If the standings hold, head coach Frank Vogel is going to have to give starting Solomon Hill opposite Kevin Love, as was the case during the second half of Wednesday's match-up, more serious consideration.
(1) Cleveland Cavaliers (56-24) vs. (8) Indiana Pacers (42-37)
(2) Toronto Raptors (53-26) vs. (7) Detroit Pistons (43-37)
(3) Atlanta Hawks (48-32) vs. (6) Charlotte Hornets (46-33)
(4) Boston Celtics (47-33) vs. (5) Miami Heat (46-33)
In the event of a tie....
With the Detroit Pistons: The Pacers (3-1) hold the head-to-head win-loss percentage tiebreaker.
With the Chicago Bulls: The Bulls (3-1) hold the head-to-head win-loss percentage tiebreaker.
With the Detroit Pistons and Chicago Bulls: With all three teams having gone 4-4 against each other. A three-way tie for seventh would be decided by division record. In this scenario, Indiana (7-8) would currently be outside playoff contention, behind Chicago (10-6) and Detroit (9-6).
Some odds and ends...
As of Sunday morning, ESPN's BPI Playoff Index projects both Indiana and Detroit to finish the season 44-38. Should this happen, Indiana holds the head-to-head tiebreaker.
Solid odds of winning the No. 7 seed aside, the Pacers are still struggling to defend against spread lineups when Solomon Hill is not on the floor. With Lavoy Allen starting at the four-spot on Wednesday, the Cleveland Cavaliers used Kevin Love as a pick-and-pop threat early and often. It wasn't until he had scored his fourteenth point in the first quarter that head coach Frank Vogel swapped in the more agile Hill to cover Love out beyond the three-point arc.

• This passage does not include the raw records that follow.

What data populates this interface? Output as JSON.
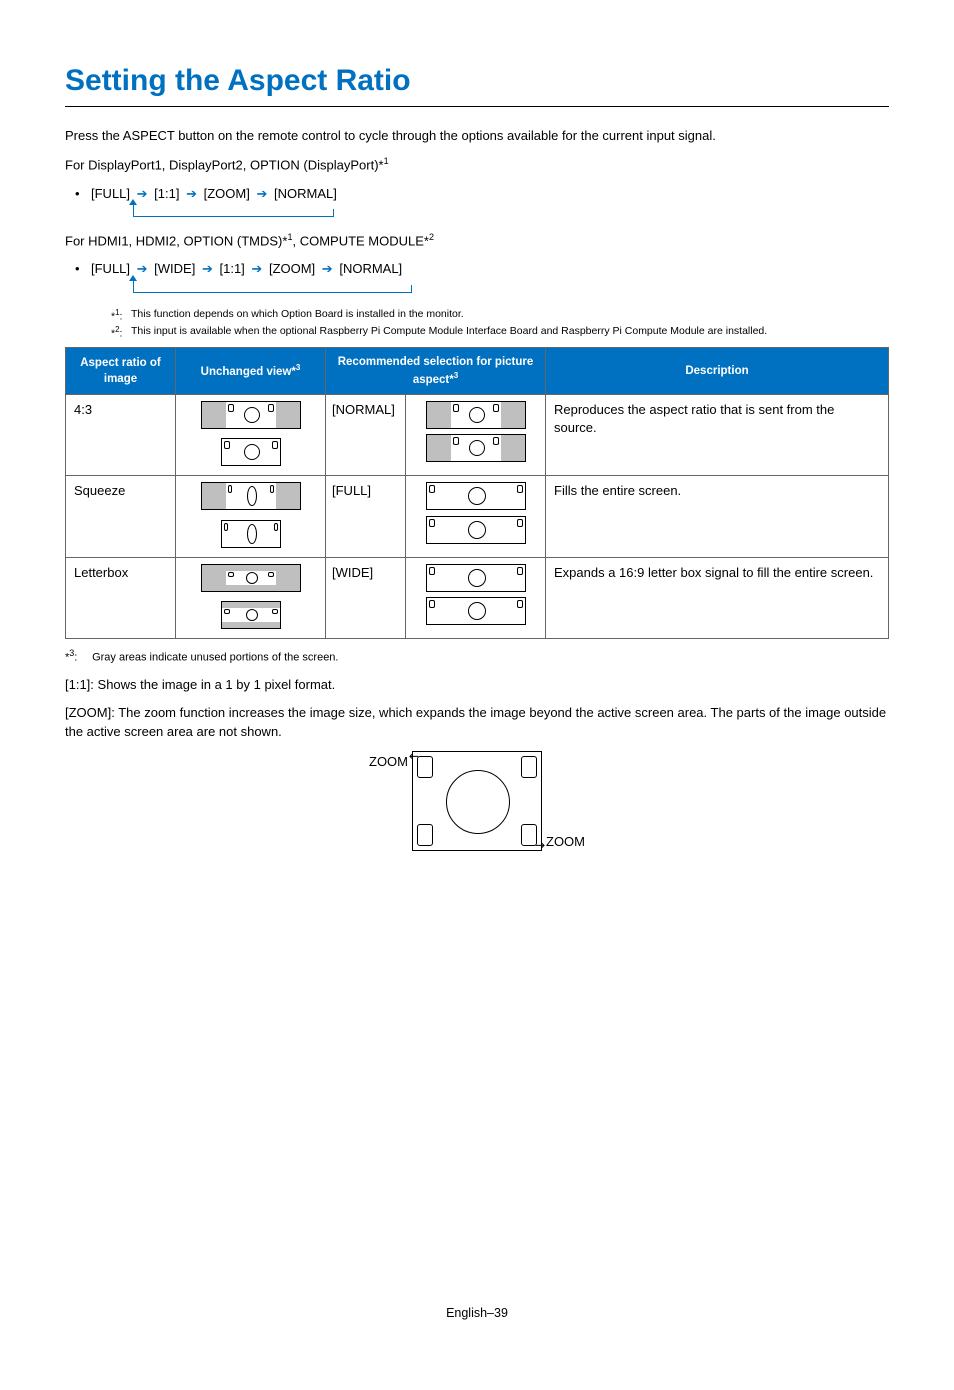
{
  "title": "Setting the Aspect Ratio",
  "intro": "Press the ASPECT button on the remote control to cycle through the options available for the current input signal.",
  "line_dp": "For DisplayPort1, DisplayPort2, OPTION (DisplayPort)*",
  "line_dp_sup": "1",
  "cycle_dp": [
    "[FULL]",
    "[1:1]",
    "[ZOOM]",
    "[NORMAL]"
  ],
  "line_hdmi_a": "For HDMI1, HDMI2, OPTION (TMDS)*",
  "line_hdmi_sup1": "1",
  "line_hdmi_b": ", COMPUTE MODULE*",
  "line_hdmi_sup2": "2",
  "cycle_hdmi": [
    "[FULL]",
    "[WIDE]",
    "[1:1]",
    "[ZOOM]",
    "[NORMAL]"
  ],
  "footnotes_upper": [
    {
      "mark": "1",
      "text": "This function depends on which Option Board is installed in the monitor."
    },
    {
      "mark": "2",
      "text": "This input is available when the optional Raspberry Pi Compute Module Interface Board and Raspberry Pi Compute Module are installed."
    }
  ],
  "table": {
    "headers": {
      "h1": "Aspect ratio of image",
      "h2a": "Unchanged view*",
      "h2s": "3",
      "h3a": "Recommended selection for picture aspect*",
      "h3s": "3",
      "h4": "Description"
    },
    "rows": [
      {
        "ratio": "4:3",
        "rec": "[NORMAL]",
        "desc": "Reproduces the aspect ratio that is sent from the source."
      },
      {
        "ratio": "Squeeze",
        "rec": "[FULL]",
        "desc": "Fills the entire screen."
      },
      {
        "ratio": "Letterbox",
        "rec": "[WIDE]",
        "desc": "Expands a 16:9 letter box signal to fill the entire screen."
      }
    ]
  },
  "footnote3_mark": "3",
  "footnote3_text": "Gray areas indicate unused portions of the screen.",
  "note_11": "[1:1]: Shows the image in a 1 by 1 pixel format.",
  "note_zoom": "[ZOOM]: The zoom function increases the image size, which expands the image beyond the active screen area. The parts of the image outside the active screen area are not shown.",
  "zoom_label": "ZOOM",
  "page_footer": "English–39"
}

"When Kevin Love got hot in the first half, Lavoy (Allen) was doing a good job; but, to guard his pick-and-rolls with Kyrie (Irving), it's a lot of chasing," head coach Frank Vogel explained. "And Lavoy wasn't doing a bad job, but it just is that Solo (Solomon Hill) was a better match-up in that situation. So, when he got hot early, we decided to just be proactive in the second half and take that away right away."
That Jason Thompson splashed in two of Toronto's 10 made three-pointers Friday night, is further evidence that opponents are getting too comfy beyond the arc against Indiana's traditional starting lineup. Still, the idea behind the lineup adjustments Vogel made last weekend was to surround Ty Lawson with speed and fortify the bench.
"We're definitely hoping that's going to be a strength of ours going into the playoffs," Vogel said of the second unit's improved play. "We've had some teams where the bench was a weakness, and I think that's going to be the opposite this year. This year's bench is going to carry us through stretches. Not just in these closing games; but, hopefully, if we clinch a playoff spot, into the playoffs."
Given the potential for the Pacers to face the Raptors in the first round of the playoffs, strengthening the productivity of the second unit makes logical sense. Toronto's bench scores 107.0 points per 100 possessions, which ranks first in the Eastern Conference among reserve units. However, if opponents are going to continue to target Indiana's slower traditional power forwards from the tip, then Vogel may need to reconsider how he staggers his playing rotation moving forward.